“Just go out of your way to be kind, said Burkdoll. “Throw (kindness) like confetti because confetti is fun and it falls and all kinds of places”

Materials provided by the counseling team at the Ava School District show that bullied kids do not always reach out for help. 

Often, thoughts of bullying go to physical altercations or vandalism of a student’s property. Today the Internet and the multitude of social media platforms adds to the already-growing problem. 

Bullying can cause severe anxiety, changes in eating habits, sleep difficulties, aggressiveness, or even disciplinary issues in the victim. The generational difference lies in the inapplicability of the source during after school hours. 

With platforms to spread negative messages, bullies can and are entering the household sanctuary victims normally feel safe in. It can come in messages, disappearing social media posts, and email. 

“Our policy says that we can’t be friends with students on social media, said Burkdoll. “So if it’s a teacher receiving something it’s because a parent or someone sent it to the teacher to pass-on. But we are teaching our sixth graders about digital citizenship.”

Teenagers can often disconnect from parents during adolescence as they become more independent and self-sufficient. However, teens may go to measures to conceal problems from parents or can find themselves inadequate in comparison to others on the Internet. 

“We’re giving the kid the world in their hand,” said Melton. “It needs to be monitored.”

“It’s okay to know what’s going on in your child’s social media,” added Burkdoll. 

There are applications which appear to be one thing but transform to another when used by youth. They range from photo vaults disguised as calculators to messaging apps which encrypt or conceal messages.

“There’s a calculator app that’s out where you can hide pictures that you wouldn’t want on your camera roll,” said Burkdoll. 

The counselors want to put an end to bullying in the schools. 

If it’s going on at school, we’re asking kids to report,” said Cara Roberts. “We want them to tell a trusted adult and then hopefully that trusted adult can (determine) if it’s identified as bullying. Then we’re reporting that to our administration and there’s a whole process that they are going through where they’re interviewing students involved.”

“If they report it there’s a checklist that our administrators go through,” added Melton. “It has to be reported and investigated. I think this program – that we talk acknowledge, care, tell – also works for bullying. Not just suicide, but threats of violence or different things. So we’re kind of stressing that to our kids. It’s not just for suicide or depression, but if you see someone being bullied. They probably get tired of (classroom training), but I say do it again. Because the problem is not solved.”

When a student makes a statement or makes a threat of self-harm, there are measures in place to ensure the young person is cared for and that parents are made aware of the situation.

“I think within our county to have a great working relationship with Children’s Division, law enforcement and ambulance services, said Burkdoll. “There have been situations on the weekends where we’ll have teachers tell us that a student posted (something) on social media and we can always call our county and (ask for) a little check They’re always good about calling us back.

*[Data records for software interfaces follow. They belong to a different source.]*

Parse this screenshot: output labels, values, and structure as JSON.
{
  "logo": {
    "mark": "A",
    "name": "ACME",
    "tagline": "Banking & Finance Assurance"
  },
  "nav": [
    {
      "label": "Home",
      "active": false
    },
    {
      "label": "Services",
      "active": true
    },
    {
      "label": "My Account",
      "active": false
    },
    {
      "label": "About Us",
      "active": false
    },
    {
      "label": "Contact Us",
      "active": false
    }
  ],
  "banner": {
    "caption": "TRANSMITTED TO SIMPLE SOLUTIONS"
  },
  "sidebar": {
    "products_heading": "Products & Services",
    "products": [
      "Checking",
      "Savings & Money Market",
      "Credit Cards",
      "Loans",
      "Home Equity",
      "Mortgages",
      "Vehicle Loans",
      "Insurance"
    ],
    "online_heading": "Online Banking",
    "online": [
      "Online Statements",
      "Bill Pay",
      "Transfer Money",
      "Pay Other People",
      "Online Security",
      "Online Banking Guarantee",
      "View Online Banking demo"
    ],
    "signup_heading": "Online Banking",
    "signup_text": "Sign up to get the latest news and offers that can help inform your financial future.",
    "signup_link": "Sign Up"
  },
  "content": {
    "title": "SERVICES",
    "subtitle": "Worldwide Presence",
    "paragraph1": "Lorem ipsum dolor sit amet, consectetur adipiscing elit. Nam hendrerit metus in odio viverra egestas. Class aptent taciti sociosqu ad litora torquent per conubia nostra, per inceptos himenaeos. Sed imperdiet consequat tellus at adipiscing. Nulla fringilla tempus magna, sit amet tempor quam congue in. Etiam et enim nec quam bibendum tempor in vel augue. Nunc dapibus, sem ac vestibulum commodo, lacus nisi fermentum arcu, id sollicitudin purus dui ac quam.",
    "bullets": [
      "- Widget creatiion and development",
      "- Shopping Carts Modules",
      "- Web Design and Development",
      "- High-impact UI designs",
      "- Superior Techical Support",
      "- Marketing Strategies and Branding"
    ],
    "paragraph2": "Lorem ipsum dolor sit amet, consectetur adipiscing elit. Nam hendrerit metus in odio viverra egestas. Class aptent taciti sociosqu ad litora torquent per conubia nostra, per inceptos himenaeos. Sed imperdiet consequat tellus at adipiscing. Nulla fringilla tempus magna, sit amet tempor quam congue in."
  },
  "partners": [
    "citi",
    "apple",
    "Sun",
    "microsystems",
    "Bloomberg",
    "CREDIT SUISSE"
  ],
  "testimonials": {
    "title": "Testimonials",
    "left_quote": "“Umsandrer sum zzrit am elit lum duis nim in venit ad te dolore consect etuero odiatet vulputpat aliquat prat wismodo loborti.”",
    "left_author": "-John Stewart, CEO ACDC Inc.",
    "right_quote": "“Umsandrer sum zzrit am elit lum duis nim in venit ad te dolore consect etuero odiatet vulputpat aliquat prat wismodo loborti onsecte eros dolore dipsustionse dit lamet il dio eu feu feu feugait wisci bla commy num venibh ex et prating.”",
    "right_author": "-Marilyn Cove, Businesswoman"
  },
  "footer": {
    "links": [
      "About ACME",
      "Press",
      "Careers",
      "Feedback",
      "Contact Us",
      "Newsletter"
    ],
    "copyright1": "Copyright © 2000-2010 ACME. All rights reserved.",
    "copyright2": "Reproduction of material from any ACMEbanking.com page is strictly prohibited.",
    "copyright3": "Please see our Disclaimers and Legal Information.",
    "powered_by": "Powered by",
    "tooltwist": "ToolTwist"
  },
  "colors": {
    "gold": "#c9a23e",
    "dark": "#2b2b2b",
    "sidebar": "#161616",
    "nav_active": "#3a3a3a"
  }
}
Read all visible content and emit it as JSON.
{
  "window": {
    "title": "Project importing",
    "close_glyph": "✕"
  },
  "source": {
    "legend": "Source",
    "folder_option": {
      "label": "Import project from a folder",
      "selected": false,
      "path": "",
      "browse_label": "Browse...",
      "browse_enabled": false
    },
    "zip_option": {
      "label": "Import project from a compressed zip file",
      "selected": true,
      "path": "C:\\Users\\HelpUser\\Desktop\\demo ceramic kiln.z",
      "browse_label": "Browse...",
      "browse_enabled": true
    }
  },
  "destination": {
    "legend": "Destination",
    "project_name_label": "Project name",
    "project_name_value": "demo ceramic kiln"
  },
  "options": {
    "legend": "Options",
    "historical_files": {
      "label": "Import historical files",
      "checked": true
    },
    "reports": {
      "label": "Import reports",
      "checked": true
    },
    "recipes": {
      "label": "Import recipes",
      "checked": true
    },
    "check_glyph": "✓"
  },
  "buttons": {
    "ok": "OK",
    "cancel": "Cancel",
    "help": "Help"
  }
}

So it really is just a community effort.”

“We have good relationships with our MOCH, added Roberts. “I feel like with our MOCH, the counselors, and the physicians in town… That we’re all trying.”

While in school, students are pulled from class if reported, or can go to the counselor directly if a life-threatening mental health concern arises. 

According to the counselors, students are never left alone and parents are called-in to make a safety plan to help prevent attempts. 

(“We tell them to) make sure you don’t have any medication that’s out. Make sure guns are locked. Simple things such as razors or shaving razors, make sure those are up and keep an eye on them. If you see a spike in aggression or anything like that here some numbers. You can take him to the ambulance station and the ambulance will transport them to (a hospital) It’s immediate, getting parents involved.”

Resources for Parents and Community Members:

Centers for Disease Control and Prevention:

Ava School District Counselors and Community Resources: